■ ENTRIES SUPPLIED
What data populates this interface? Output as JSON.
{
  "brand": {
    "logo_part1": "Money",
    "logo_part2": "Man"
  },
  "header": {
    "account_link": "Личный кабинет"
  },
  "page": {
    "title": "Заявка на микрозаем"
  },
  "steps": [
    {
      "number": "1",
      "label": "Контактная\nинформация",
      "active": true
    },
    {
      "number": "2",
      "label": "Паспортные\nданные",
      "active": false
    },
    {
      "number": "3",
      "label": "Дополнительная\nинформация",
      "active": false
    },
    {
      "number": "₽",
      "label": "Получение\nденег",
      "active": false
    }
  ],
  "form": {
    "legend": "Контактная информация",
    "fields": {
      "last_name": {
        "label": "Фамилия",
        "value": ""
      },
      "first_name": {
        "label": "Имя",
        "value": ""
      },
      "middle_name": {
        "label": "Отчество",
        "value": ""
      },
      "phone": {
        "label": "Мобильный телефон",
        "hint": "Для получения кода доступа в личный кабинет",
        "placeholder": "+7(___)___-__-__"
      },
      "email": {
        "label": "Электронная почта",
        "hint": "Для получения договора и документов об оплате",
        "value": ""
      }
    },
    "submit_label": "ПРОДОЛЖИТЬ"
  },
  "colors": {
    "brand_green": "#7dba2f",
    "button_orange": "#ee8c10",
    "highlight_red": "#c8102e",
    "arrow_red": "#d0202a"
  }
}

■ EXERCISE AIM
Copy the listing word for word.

■ REPLY
What data populates this interface? Output as JSON.
{
  "brand": {
    "logo_part1": "Money",
    "logo_part2": "Man"
  },
  "header": {
    "account_link": "Личный кабинет"
  },
  "page": {
    "title": "Заявка на микрозаем"
  },
  "steps": [
    {
      "number": "1",
      "label": "Контактная\nинформация",
      "active": true
    },
    {
      "number": "2",
      "label": "Паспортные\nданные",
      "active": false
    },
    {
      "number": "3",
      "label": "Дополнительная\nинформация",
      "active": false
    },
    {
      "number": "₽",
      "label": "Получение\nденег",
      "active": false
    }
  ],
  "form": {
    "legend": "Контактная информация",
    "fields": {
      "last_name": {
        "label": "Фамилия",
        "value": ""
      },
      "first_name": {
        "label": "Имя",
        "value": ""
      },
      "middle_name": {
        "label": "Отчество",
        "value": ""
      },
      "phone": {
        "label": "Мобильный телефон",
        "hint": "Для получения кода доступа в личный кабинет",
        "placeholder": "+7(___)___-__-__"
      },
      "email": {
        "label": "Электронная почта",
        "hint": "Для получения договора и документов об оплате",
        "value": ""
      }
    },
    "submit_label": "ПРОДОЛЖИТЬ"
  },
  "colors": {
    "brand_green": "#7dba2f",
    "button_orange": "#ee8c10",
    "highlight_red": "#c8102e",
    "arrow_red": "#d0202a"
  }
}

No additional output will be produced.